What needs to be done: One figure is the expected answer: how many lines in the listing contain "Power".

Task input:
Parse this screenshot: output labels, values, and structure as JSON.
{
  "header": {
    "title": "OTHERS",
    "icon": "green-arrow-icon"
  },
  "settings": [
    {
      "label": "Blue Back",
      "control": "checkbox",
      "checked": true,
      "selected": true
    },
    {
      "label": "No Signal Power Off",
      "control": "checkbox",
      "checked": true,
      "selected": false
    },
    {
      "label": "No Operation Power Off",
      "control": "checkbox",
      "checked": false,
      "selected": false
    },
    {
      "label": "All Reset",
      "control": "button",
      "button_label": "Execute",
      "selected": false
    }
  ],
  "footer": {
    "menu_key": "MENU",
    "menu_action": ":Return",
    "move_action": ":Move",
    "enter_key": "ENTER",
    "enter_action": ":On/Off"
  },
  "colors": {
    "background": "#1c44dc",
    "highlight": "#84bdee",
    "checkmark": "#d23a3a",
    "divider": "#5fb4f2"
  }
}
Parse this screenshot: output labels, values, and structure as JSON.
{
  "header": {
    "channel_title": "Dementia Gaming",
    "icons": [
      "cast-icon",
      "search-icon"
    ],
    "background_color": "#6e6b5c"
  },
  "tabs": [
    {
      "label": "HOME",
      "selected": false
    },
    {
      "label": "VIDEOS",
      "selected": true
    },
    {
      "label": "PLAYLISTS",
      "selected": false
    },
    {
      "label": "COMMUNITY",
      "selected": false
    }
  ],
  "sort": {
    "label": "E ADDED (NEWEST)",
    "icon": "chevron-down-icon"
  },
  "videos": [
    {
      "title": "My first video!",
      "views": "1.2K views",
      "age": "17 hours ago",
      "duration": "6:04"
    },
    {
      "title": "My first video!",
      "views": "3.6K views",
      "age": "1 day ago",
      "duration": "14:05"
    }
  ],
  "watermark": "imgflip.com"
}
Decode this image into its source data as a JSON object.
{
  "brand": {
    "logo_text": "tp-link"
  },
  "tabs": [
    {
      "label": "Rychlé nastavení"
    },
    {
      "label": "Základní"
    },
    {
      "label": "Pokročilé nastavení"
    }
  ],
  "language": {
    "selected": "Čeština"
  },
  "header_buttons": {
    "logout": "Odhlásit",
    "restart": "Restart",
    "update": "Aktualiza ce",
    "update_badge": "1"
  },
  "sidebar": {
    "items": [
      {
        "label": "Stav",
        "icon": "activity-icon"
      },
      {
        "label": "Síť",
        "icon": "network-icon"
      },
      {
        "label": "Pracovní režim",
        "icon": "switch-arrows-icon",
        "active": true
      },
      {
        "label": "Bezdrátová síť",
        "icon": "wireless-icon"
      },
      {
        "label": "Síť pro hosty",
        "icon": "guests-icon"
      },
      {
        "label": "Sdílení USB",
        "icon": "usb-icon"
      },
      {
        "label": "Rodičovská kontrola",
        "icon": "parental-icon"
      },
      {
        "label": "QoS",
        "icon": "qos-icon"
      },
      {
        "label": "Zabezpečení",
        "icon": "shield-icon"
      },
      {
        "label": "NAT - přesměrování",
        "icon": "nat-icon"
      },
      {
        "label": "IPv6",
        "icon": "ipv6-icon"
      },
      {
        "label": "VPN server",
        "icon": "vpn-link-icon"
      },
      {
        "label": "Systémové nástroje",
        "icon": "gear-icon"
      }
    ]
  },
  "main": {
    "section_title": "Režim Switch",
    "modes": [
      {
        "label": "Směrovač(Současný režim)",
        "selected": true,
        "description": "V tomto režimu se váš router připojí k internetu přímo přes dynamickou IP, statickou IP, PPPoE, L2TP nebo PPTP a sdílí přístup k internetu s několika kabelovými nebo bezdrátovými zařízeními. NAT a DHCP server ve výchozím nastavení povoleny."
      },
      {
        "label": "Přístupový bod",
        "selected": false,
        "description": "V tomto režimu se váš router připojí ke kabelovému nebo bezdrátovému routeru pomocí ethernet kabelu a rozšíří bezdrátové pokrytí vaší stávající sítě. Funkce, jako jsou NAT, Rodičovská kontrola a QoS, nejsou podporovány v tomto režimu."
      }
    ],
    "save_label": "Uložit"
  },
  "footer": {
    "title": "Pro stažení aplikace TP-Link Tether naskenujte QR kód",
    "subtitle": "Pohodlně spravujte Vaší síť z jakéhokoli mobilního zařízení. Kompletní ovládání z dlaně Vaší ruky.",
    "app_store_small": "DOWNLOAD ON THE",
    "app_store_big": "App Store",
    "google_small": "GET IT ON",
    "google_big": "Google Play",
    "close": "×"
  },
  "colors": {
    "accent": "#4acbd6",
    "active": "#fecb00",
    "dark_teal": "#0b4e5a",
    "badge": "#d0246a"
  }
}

Answer: 2